On September 18, 1947 the US Air Force was officially established as its own entity. But the service has been there since the beginning of flight.
Just three and a half years after the Wright brothers ushered in the era of aviation with their flight at Kitty Hawk (Dec. 17, 1903), the Army established the Aeronautical Division of its Signal Corps. They didn’t even have any planes yet (they were mostly concerned with balloons and dirigibles), but they could see the momentous changes coming. By the end of 1908, the Army had already drawn up specifications for the first military airplane, and a year later received its first aircraft – delivered by the Wright brothers.
Within a decade the Army Air Service had grown to nearly 200,000 men, many of whom saw extensive service in World War One. Although the impact of air power was questionable during the war, they came home with an awakening awareness of the importance of controlling the skies over the battlefield.
The Army Air Corps (renamed in 1920) came to full maturity during World War II. From the daring, in-your-face bombing of mainland Japan by Doolittle’s Raiders, to the B17 bombing runs over Europe from 1943-1945, to the near complete domination of the skies in both theaters in the latter stages of the war, the Army Air Corps established itself as a vital component of the American arsenal. Its ranks had swelled to 80,000 aircraft and 2.4 million people (airforce.com).
In 1947 the U.S. Air Force was established as an official and separate branch of the U.S. military. But that was not the end of the Air Force story – only the beginning.
Since then, the Air Force has not only led the way in innovative technologies, it has embraced them.

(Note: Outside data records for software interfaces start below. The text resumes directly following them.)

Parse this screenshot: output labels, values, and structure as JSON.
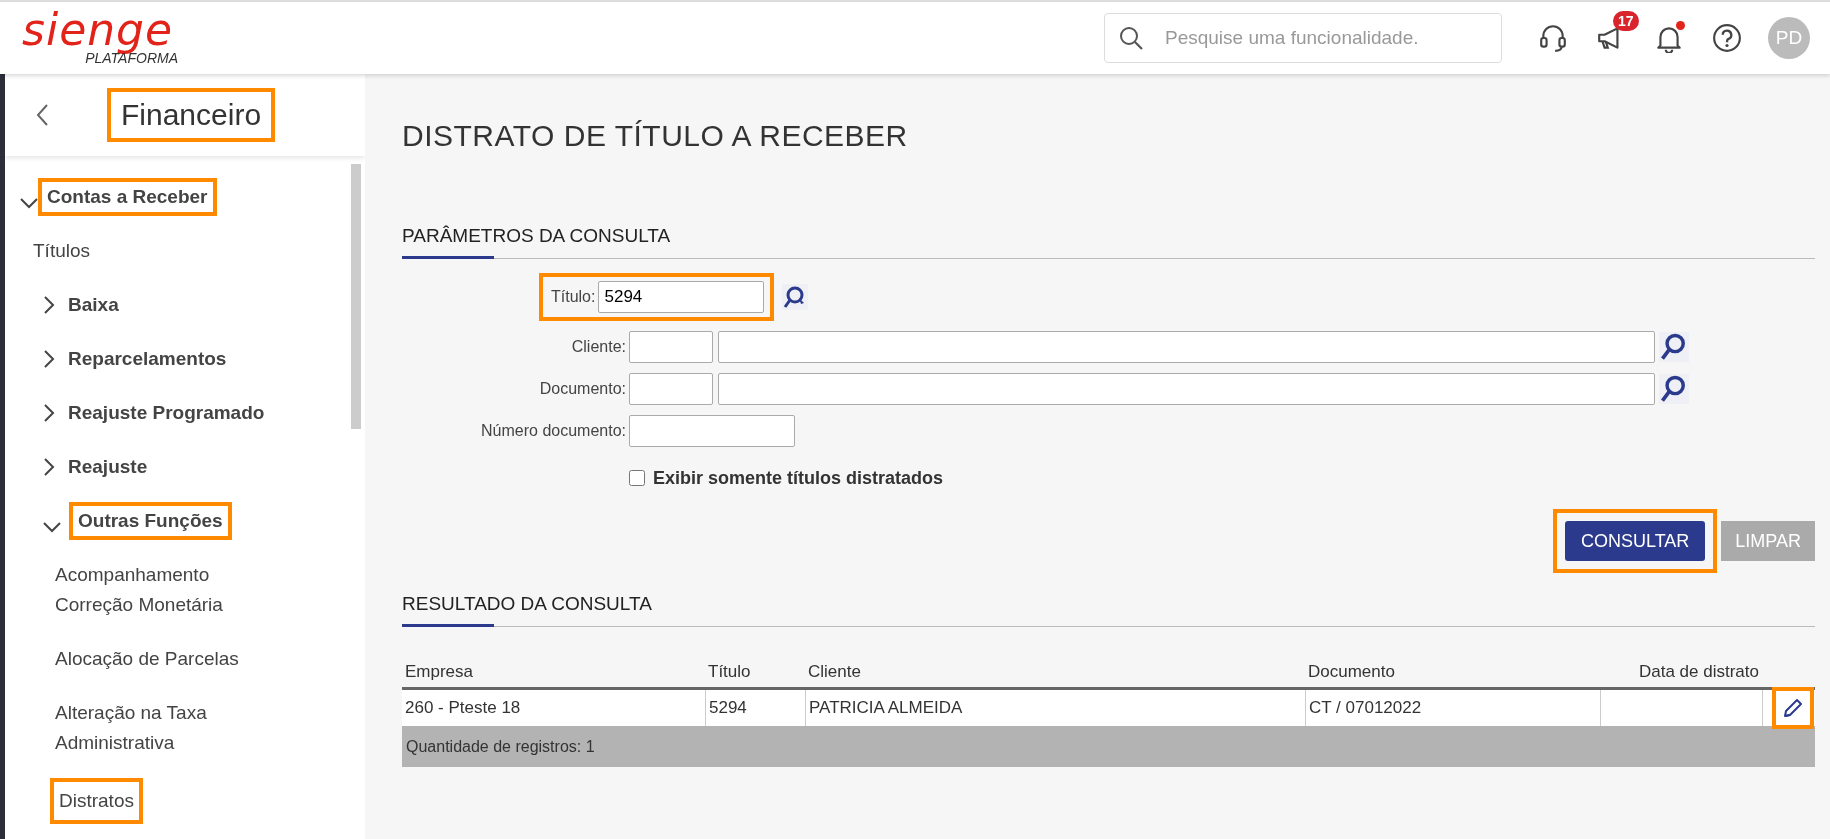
{
  "header": {
    "logo": {
      "wordmark": "sienge",
      "tagline": "PLATAFORMA"
    },
    "search": {
      "placeholder": "Pesquise uma funcionalidade."
    },
    "icons": [
      {
        "kind": "headset"
      },
      {
        "kind": "megaphone",
        "badge": "17"
      },
      {
        "kind": "bell",
        "dot": true
      },
      {
        "kind": "help"
      }
    ],
    "avatar": "PD"
  },
  "sidebar": {
    "title": "Financeiro",
    "title_highlighted": true,
    "items": [
      {
        "label": "Contas a Receber",
        "kind": "group",
        "expanded": true,
        "highlighted": true,
        "children": [
          {
            "label": "Títulos",
            "kind": "link",
            "highlighted": false
          },
          {
            "label": "Baixa",
            "kind": "group",
            "expanded": false,
            "highlighted": false
          },
          {
            "label": "Reparcelamentos",
            "kind": "group",
            "expanded": false,
            "highlighted": false
          },
          {
            "label": "Reajuste Programado",
            "kind": "group",
            "expanded": false,
            "highlighted": false
          },
          {
            "label": "Reajuste",
            "kind": "group",
            "expanded": false,
            "highlighted": false
          },
          {
            "label": "Outras Funções",
            "kind": "group",
            "expanded": true,
            "highlighted": true,
            "children": [
              {
                "label": "Acompanhamento Correção Monetária",
                "kind": "link",
                "highlighted": false
              },
              {
                "label": "Alocação de Parcelas",
                "kind": "link",
                "highlighted": false
              },
              {
                "label": "Alteração na Taxa Administrativa",
                "kind": "link",
                "highlighted": false
              },
              {
                "label": "Distratos",
                "kind": "link",
                "highlighted": true
              }
            ]
          }
        ]
      }
    ]
  },
  "page": {
    "title": "DISTRATO DE TÍTULO A RECEBER",
    "parameters": {
      "title": "PARÂMETROS DA CONSULTA",
      "fields": [
        {
          "label": "Título:",
          "kind": "code",
          "value": "5294",
          "highlighted": true
        },
        {
          "label": "Cliente:",
          "kind": "lookup",
          "highlighted": false
        },
        {
          "label": "Documento:",
          "kind": "lookup",
          "highlighted": false
        },
        {
          "label": "Número documento:",
          "kind": "text",
          "highlighted": false
        }
      ],
      "checkbox": {
        "label": "Exibir somente títulos distratados",
        "checked": false
      },
      "buttons": [
        {
          "label": "CONSULTAR",
          "kind": "primary",
          "highlighted": true
        },
        {
          "label": "LIMPAR",
          "kind": "secondary",
          "highlighted": false
        }
      ]
    },
    "results": {
      "title": "RESULTADO DA CONSULTA",
      "table": {
        "columns": [
          "Empresa",
          "Título",
          "Cliente",
          "Documento",
          "Data de distrato"
        ],
        "rows": [
          {
            "cells": [
              "260 - Pteste 18",
              "5294",
              "PATRICIA ALMEIDA",
              "CT / 07012022"
            ],
            "editable": true,
            "action_highlighted": true
          }
        ],
        "footer": "Quantidade de registros: 1"
      }
    }
  }
}
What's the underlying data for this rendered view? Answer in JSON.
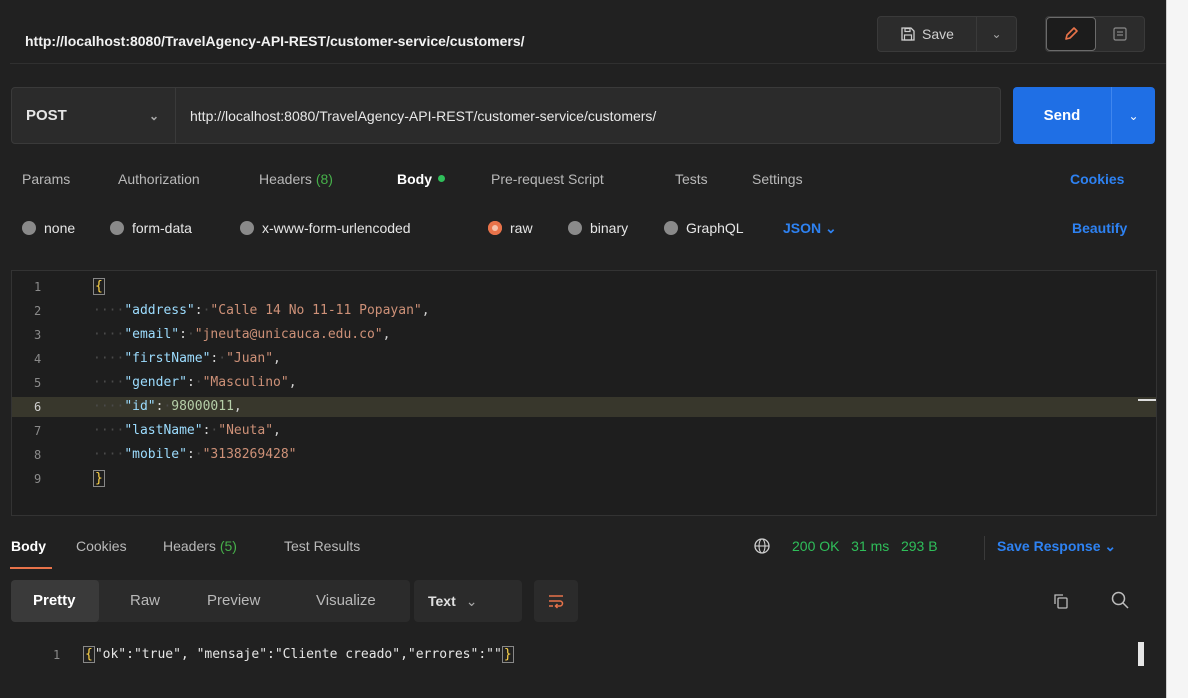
{
  "titlebar": {
    "url": "http://localhost:8080/TravelAgency-API-REST/customer-service/customers/",
    "save_label": "Save"
  },
  "request": {
    "method": "POST",
    "url": "http://localhost:8080/TravelAgency-API-REST/customer-service/customers/",
    "send_label": "Send"
  },
  "req_tabs": {
    "params": "Params",
    "authorization": "Authorization",
    "headers": "Headers",
    "headers_count": "(8)",
    "body": "Body",
    "prerequest": "Pre-request Script",
    "tests": "Tests",
    "settings": "Settings",
    "cookies": "Cookies"
  },
  "body_types": {
    "none": "none",
    "form_data": "form-data",
    "urlencoded": "x-www-form-urlencoded",
    "raw": "raw",
    "binary": "binary",
    "graphql": "GraphQL",
    "format": "JSON",
    "beautify": "Beautify"
  },
  "editor": {
    "lines": [
      {
        "n": "1"
      },
      {
        "n": "2",
        "key": "\"address\"",
        "val": "\"Calle 14 No 11-11 Popayan\""
      },
      {
        "n": "3",
        "key": "\"email\"",
        "val": "\"jneuta@unicauca.edu.co\""
      },
      {
        "n": "4",
        "key": "\"firstName\"",
        "val": "\"Juan\""
      },
      {
        "n": "5",
        "key": "\"gender\"",
        "val": "\"Masculino\""
      },
      {
        "n": "6",
        "key": "\"id\"",
        "val": "98000011"
      },
      {
        "n": "7",
        "key": "\"lastName\"",
        "val": "\"Neuta\""
      },
      {
        "n": "8",
        "key": "\"mobile\"",
        "val": "\"3138269428\""
      },
      {
        "n": "9"
      }
    ]
  },
  "response": {
    "tabs": {
      "body": "Body",
      "cookies": "Cookies",
      "headers": "Headers",
      "headers_count": "(5)",
      "test_results": "Test Results"
    },
    "status": "200 OK",
    "time": "31 ms",
    "size": "293 B",
    "save_response": "Save Response",
    "views": {
      "pretty": "Pretty",
      "raw": "Raw",
      "preview": "Preview",
      "visualize": "Visualize",
      "text": "Text"
    },
    "line_number": "1",
    "body_text": "\"ok\":\"true\", \"mensaje\":\"Cliente creado\",\"errores\":\"\""
  }
}
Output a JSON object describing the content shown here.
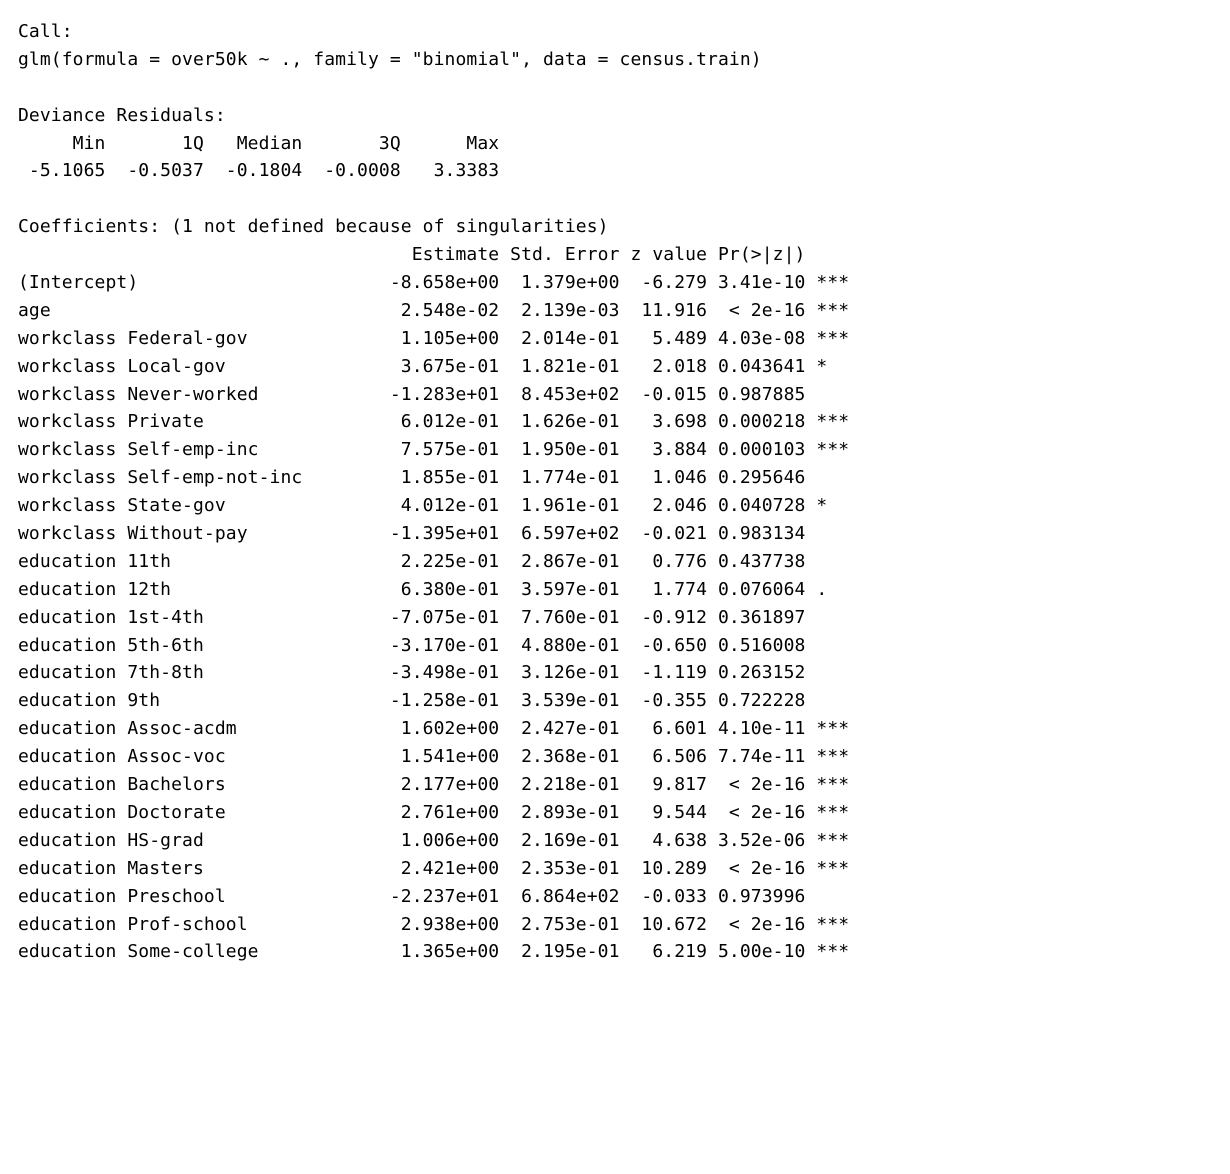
{
  "call_label": "Call:",
  "call_text": "glm(formula = over50k ~ ., family = \"binomial\", data = census.train)",
  "dev_res_label": "Deviance Residuals:",
  "dev_res_headers": [
    "Min",
    "1Q",
    "Median",
    "3Q",
    "Max"
  ],
  "dev_res_values": [
    "-5.1065",
    "-0.5037",
    "-0.1804",
    "-0.0008",
    "3.3383"
  ],
  "coef_label": "Coefficients: (1 not defined because of singularities)",
  "coef_headers": [
    "Estimate",
    "Std. Error",
    "z value",
    "Pr(>|z|)"
  ],
  "rows": [
    {
      "term": "(Intercept)",
      "est": "-8.658e+00",
      "se": "1.379e+00",
      "z": "-6.279",
      "p": "3.41e-10",
      "sig": "***"
    },
    {
      "term": "age",
      "est": "2.548e-02",
      "se": "2.139e-03",
      "z": "11.916",
      "p": "< 2e-16",
      "sig": "***"
    },
    {
      "term": "workclass Federal-gov",
      "est": "1.105e+00",
      "se": "2.014e-01",
      "z": "5.489",
      "p": "4.03e-08",
      "sig": "***"
    },
    {
      "term": "workclass Local-gov",
      "est": "3.675e-01",
      "se": "1.821e-01",
      "z": "2.018",
      "p": "0.043641",
      "sig": "*"
    },
    {
      "term": "workclass Never-worked",
      "est": "-1.283e+01",
      "se": "8.453e+02",
      "z": "-0.015",
      "p": "0.987885",
      "sig": ""
    },
    {
      "term": "workclass Private",
      "est": "6.012e-01",
      "se": "1.626e-01",
      "z": "3.698",
      "p": "0.000218",
      "sig": "***"
    },
    {
      "term": "workclass Self-emp-inc",
      "est": "7.575e-01",
      "se": "1.950e-01",
      "z": "3.884",
      "p": "0.000103",
      "sig": "***"
    },
    {
      "term": "workclass Self-emp-not-inc",
      "est": "1.855e-01",
      "se": "1.774e-01",
      "z": "1.046",
      "p": "0.295646",
      "sig": ""
    },
    {
      "term": "workclass State-gov",
      "est": "4.012e-01",
      "se": "1.961e-01",
      "z": "2.046",
      "p": "0.040728",
      "sig": "*"
    },
    {
      "term": "workclass Without-pay",
      "est": "-1.395e+01",
      "se": "6.597e+02",
      "z": "-0.021",
      "p": "0.983134",
      "sig": ""
    },
    {
      "term": "education 11th",
      "est": "2.225e-01",
      "se": "2.867e-01",
      "z": "0.776",
      "p": "0.437738",
      "sig": ""
    },
    {
      "term": "education 12th",
      "est": "6.380e-01",
      "se": "3.597e-01",
      "z": "1.774",
      "p": "0.076064",
      "sig": "."
    },
    {
      "term": "education 1st-4th",
      "est": "-7.075e-01",
      "se": "7.760e-01",
      "z": "-0.912",
      "p": "0.361897",
      "sig": ""
    },
    {
      "term": "education 5th-6th",
      "est": "-3.170e-01",
      "se": "4.880e-01",
      "z": "-0.650",
      "p": "0.516008",
      "sig": ""
    },
    {
      "term": "education 7th-8th",
      "est": "-3.498e-01",
      "se": "3.126e-01",
      "z": "-1.119",
      "p": "0.263152",
      "sig": ""
    },
    {
      "term": "education 9th",
      "est": "-1.258e-01",
      "se": "3.539e-01",
      "z": "-0.355",
      "p": "0.722228",
      "sig": ""
    },
    {
      "term": "education Assoc-acdm",
      "est": "1.602e+00",
      "se": "2.427e-01",
      "z": "6.601",
      "p": "4.10e-11",
      "sig": "***"
    },
    {
      "term": "education Assoc-voc",
      "est": "1.541e+00",
      "se": "2.368e-01",
      "z": "6.506",
      "p": "7.74e-11",
      "sig": "***"
    },
    {
      "term": "education Bachelors",
      "est": "2.177e+00",
      "se": "2.218e-01",
      "z": "9.817",
      "p": "< 2e-16",
      "sig": "***"
    },
    {
      "term": "education Doctorate",
      "est": "2.761e+00",
      "se": "2.893e-01",
      "z": "9.544",
      "p": "< 2e-16",
      "sig": "***"
    },
    {
      "term": "education HS-grad",
      "est": "1.006e+00",
      "se": "2.169e-01",
      "z": "4.638",
      "p": "3.52e-06",
      "sig": "***"
    },
    {
      "term": "education Masters",
      "est": "2.421e+00",
      "se": "2.353e-01",
      "z": "10.289",
      "p": "< 2e-16",
      "sig": "***"
    },
    {
      "term": "education Preschool",
      "est": "-2.237e+01",
      "se": "6.864e+02",
      "z": "-0.033",
      "p": "0.973996",
      "sig": ""
    },
    {
      "term": "education Prof-school",
      "est": "2.938e+00",
      "se": "2.753e-01",
      "z": "10.672",
      "p": "< 2e-16",
      "sig": "***"
    },
    {
      "term": "education Some-college",
      "est": "1.365e+00",
      "se": "2.195e-01",
      "z": "6.219",
      "p": "5.00e-10",
      "sig": "***"
    }
  ],
  "col_widths": {
    "label": 33,
    "est": 11,
    "se": 11,
    "z": 8,
    "p": 9,
    "sig": 4
  }
}
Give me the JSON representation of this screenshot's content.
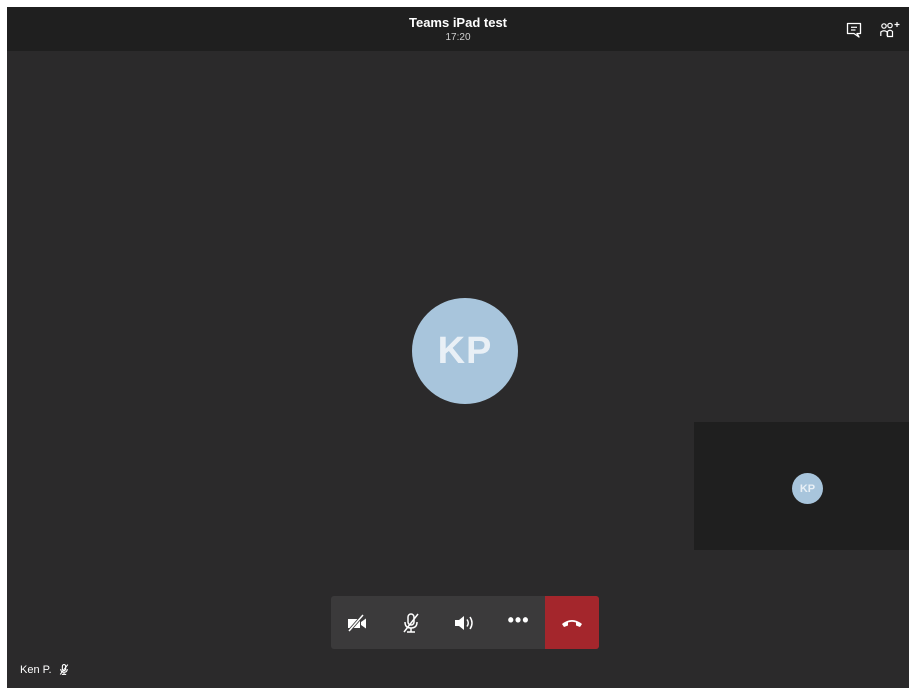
{
  "header": {
    "title": "Teams iPad test",
    "time": "17:20"
  },
  "top_icons": [
    "chat-icon",
    "people-add-icon"
  ],
  "main_participant": {
    "initials": "KP"
  },
  "self_view": {
    "initials": "KP"
  },
  "controls": {
    "items": [
      "video-off-icon",
      "mic-off-icon",
      "speaker-icon",
      "more-icon",
      "hang-up-icon"
    ],
    "more_label": "•••",
    "hangup_color": "#a4262c"
  },
  "name_tag": {
    "name": "Ken P.",
    "muted_icon": "mic-off-icon"
  },
  "colors": {
    "background": "#2b2a2b",
    "bar": "#1f1f1f",
    "avatar": "#a8c5dc"
  }
}
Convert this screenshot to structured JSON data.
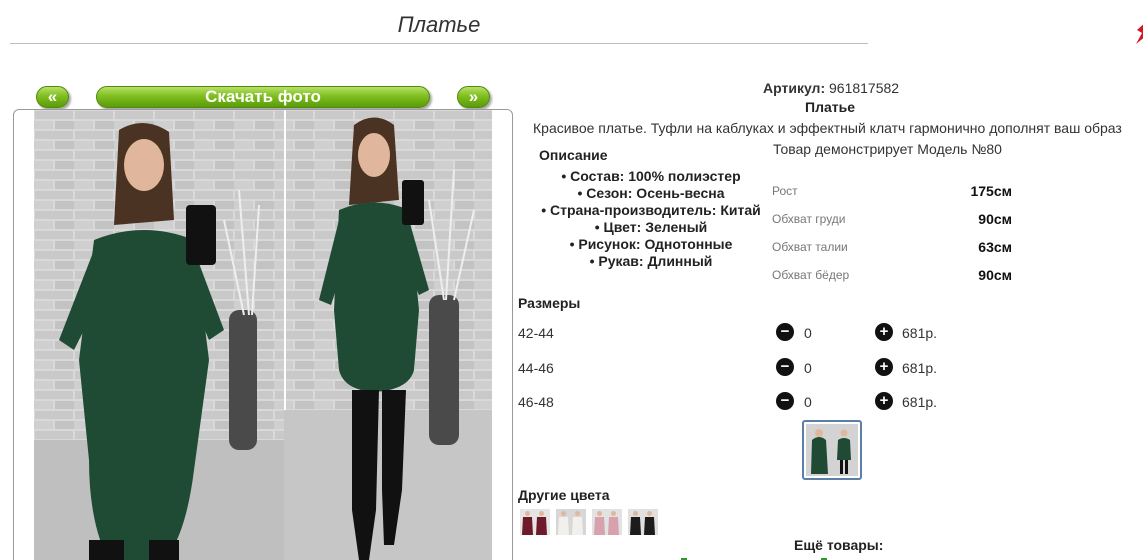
{
  "page": {
    "title": "Платье"
  },
  "nav": {
    "prev_label": "«",
    "download_label": "Скачать фото",
    "next_label": "»"
  },
  "product": {
    "article_label": "Артикул:",
    "article_value": "961817582",
    "name": "Платье",
    "description": "Красивое платье. Туфли на каблуках и эффектный клатч гармонично дополнят ваш образ"
  },
  "description_section": {
    "heading": "Описание",
    "properties": [
      "Состав: 100% полиэстер",
      "Сезон: Осень-весна",
      "Страна-производитель: Китай",
      "Цвет: Зеленый",
      "Рисунок: Однотонные",
      "Рукав: Длинный"
    ]
  },
  "model": {
    "title": "Товар демонстрирует Модель №80",
    "measurements": [
      {
        "label": "Рост",
        "value": "175см"
      },
      {
        "label": "Обхват груди",
        "value": "90см"
      },
      {
        "label": "Обхват талии",
        "value": "63см"
      },
      {
        "label": "Обхват бёдер",
        "value": "90см"
      }
    ]
  },
  "sizes": {
    "heading": "Размеры",
    "rows": [
      {
        "size": "42-44",
        "qty": "0",
        "price": "681р."
      },
      {
        "size": "44-46",
        "qty": "0",
        "price": "681р."
      },
      {
        "size": "46-48",
        "qty": "0",
        "price": "681р."
      }
    ],
    "minus_symbol": "−",
    "plus_symbol": "+"
  },
  "other_colors": {
    "heading": "Другие цвета",
    "swatches": [
      {
        "name": "burgundy",
        "color": "#6e1a2a"
      },
      {
        "name": "white",
        "color": "#e9e6e2"
      },
      {
        "name": "pink",
        "color": "#d7a2ad"
      },
      {
        "name": "black",
        "color": "#1c1c1c"
      }
    ]
  },
  "more_products": {
    "heading": "Ещё товары:"
  },
  "colors": {
    "accent_green": "#6fae16",
    "dress_green": "#1f4a33",
    "brick_wall": "#d2d2d2",
    "corner_mark": "#d0182a"
  }
}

As the nation ventured into space, so did the Air Force. Space is the Air Force’s turf now.
Launch of the Air Force’s Wideband Global Satellite Communications system
Its stealth aircraft – once a top secret project – have become mainstreamed and have fought in all our modern wars. Armed unmanned aerial vehicles have become the delivery platforms of choice for many commanders in the field, and perform double duty as 24/7 eyes in the sky in remote parts of Iraq and Afghansitan.
The expertise of its 332,000 (Sec. of Air Force) active duty members also includes special operations, weather, information technologies, medicine…and beyond.
Who knows what eye watering new technologies await. But new capabilities mean nothing without the people to make them work. You can learn a lot about an organization by looking at its core values. The Air Force’s are integrity first, service before self, and excellence in all we do. You can see those traits in the Airmen of today, and that’s one of the reasons there is no air force in the world that can compete with ours.
The skies belong to the U.S., because the Air Force ensures it. It is hard to fathom the dramatic changes that have occurred since Orville Wright muscled his heavier than air vehicle aloft for 3.5 seconds in 1903, just over a century ago. Today, the Air Force is second to none in controlling the skies, controlling space, and delivering weaponry with unmatched – and breathtaking – precision.
A hundred years or so. But what a hundred years it has been. Happy Birthday to the US Air Force.